Hi SketchUp community!
let me start by saying that I’m brand new to the software, working on my first project within it, a custom table I’m trying to build in my workshop. I have a 3 dimensional shape created, a rectangle representing a piece of plywood that’s 8 feet long, 3.6 feet wide, and 5/8" deep. What I need is to cut a 28.8" x 19" rectangular hole directly in the center of this shape. Intuitively, I thought it would be easy enough to make another rectangle on the shape itself using the shape tool, and then use the push/pull tool to remove the hole.

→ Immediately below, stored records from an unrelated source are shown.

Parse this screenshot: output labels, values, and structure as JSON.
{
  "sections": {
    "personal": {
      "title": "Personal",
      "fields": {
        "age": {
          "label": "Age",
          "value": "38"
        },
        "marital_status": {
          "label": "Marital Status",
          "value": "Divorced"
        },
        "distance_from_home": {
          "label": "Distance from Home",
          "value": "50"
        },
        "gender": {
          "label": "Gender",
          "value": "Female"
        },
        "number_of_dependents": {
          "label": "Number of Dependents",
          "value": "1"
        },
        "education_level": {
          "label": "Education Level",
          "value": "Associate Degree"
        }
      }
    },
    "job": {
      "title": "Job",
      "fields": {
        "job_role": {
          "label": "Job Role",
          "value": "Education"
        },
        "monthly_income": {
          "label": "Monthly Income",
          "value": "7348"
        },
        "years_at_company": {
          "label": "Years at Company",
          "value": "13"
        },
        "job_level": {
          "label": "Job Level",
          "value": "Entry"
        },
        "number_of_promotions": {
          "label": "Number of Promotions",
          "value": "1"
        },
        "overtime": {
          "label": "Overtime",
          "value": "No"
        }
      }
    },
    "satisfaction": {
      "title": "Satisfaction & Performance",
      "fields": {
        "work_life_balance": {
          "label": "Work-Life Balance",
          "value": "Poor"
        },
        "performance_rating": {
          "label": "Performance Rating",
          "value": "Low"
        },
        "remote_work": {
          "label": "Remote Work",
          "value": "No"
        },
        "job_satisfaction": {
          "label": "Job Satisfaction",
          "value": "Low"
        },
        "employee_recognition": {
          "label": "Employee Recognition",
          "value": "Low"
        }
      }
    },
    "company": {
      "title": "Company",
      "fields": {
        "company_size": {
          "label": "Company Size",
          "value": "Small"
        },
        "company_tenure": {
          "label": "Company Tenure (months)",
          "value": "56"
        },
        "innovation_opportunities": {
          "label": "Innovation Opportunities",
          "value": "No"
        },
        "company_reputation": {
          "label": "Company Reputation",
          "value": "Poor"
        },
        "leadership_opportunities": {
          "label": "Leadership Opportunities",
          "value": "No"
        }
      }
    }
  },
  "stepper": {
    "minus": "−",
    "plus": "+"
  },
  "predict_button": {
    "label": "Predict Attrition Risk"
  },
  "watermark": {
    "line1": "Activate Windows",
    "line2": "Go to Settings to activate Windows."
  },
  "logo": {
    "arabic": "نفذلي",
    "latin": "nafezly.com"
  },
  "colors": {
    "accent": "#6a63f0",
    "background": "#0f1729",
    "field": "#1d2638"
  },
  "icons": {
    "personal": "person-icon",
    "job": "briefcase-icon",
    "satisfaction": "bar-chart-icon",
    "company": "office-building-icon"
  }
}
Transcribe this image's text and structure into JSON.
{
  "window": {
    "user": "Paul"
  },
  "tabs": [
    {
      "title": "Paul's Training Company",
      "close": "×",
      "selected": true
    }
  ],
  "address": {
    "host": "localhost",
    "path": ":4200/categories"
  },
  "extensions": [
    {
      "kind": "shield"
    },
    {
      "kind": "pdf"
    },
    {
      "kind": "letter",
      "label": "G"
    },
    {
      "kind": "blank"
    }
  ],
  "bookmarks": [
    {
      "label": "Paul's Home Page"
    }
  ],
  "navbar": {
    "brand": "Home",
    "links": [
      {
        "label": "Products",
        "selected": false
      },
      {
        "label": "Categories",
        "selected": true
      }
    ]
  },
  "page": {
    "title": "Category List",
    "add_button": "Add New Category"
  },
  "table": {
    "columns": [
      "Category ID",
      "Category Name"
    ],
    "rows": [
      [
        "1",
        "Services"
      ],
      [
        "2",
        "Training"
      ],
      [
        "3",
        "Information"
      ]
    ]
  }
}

Unfortunately I have not been able to figure out how to make sure this shape is directly in the center of the larger rectangle. I can try and eyeball it, but that’s not going to work for me, since the purpose of this sketch is to give myself accurate measurements for cutting.
How should I go about achieving this goal? I can take some screenshots if that helps?
To really help you get off on the right foot go to The Learning Center and Sketchup You Tube. Both are full of GOOD info by the Sketchup Team.
If I was doing it I would use inferencing and draw the smaller rectangle from the center. Look at the lower left of your SketchUp screen when you have the Rectangle tool selected. It’ll tell you that you can draw it from the center by tapping the Ctrl key.
Thank you both for your help! You used the word inferencing and after googling how that works in sketch-up, I’m far more dangerous now. I’ve cut my hole just as you demonstrated Dave, thanks again. Thank you also RLGL for the references, I will definitely dive in there the next time I get stuck.
Are you making your parts into Components as you finish drawing them?
For example, the ply table top, one long apron, one short apron, and a leg… Then copy and rotate or mirror the original component to complete the table.
I was not, and as a result lots of components in my design are kind of ‘stuck together’. I just discovered the group and component features, and really wish I had used them, as I need to change some 2x6’s to 2x4’s and it’s all but impossible now the way I created it all without any separations for groups/components, but the design is coming along anyway and I’m very pleased. This software is very robust, and I’m learning every minute I’m in it.
Generally the best practice it to make each part you’d make in the shop as a component or group. My preference is to use only components. That makes it much easier to work with the model when you need to make edits or if you want to do things like create exploded views, detail views, or cutlists.
BTW, for identical or mirrored counterparts, you would copy the component (flip it for mirrored ones) instead of modeling each part individually.
I agree completely with @DaveR. I make every individual part of a model a component as soon as there is enough geometry to make it clear how to continue editing it. That matches actual shop practice, in which there is no such thing as portions of two different boards being in the same geometry collection (how would an edge of board b somehow share its existence with a face from board a? The boards are separate objects, so model them that way). Especially for furniture, there are almost always multiple parts that differ at most by a flip/mirror, which is one of the reasons I prefer components over groups.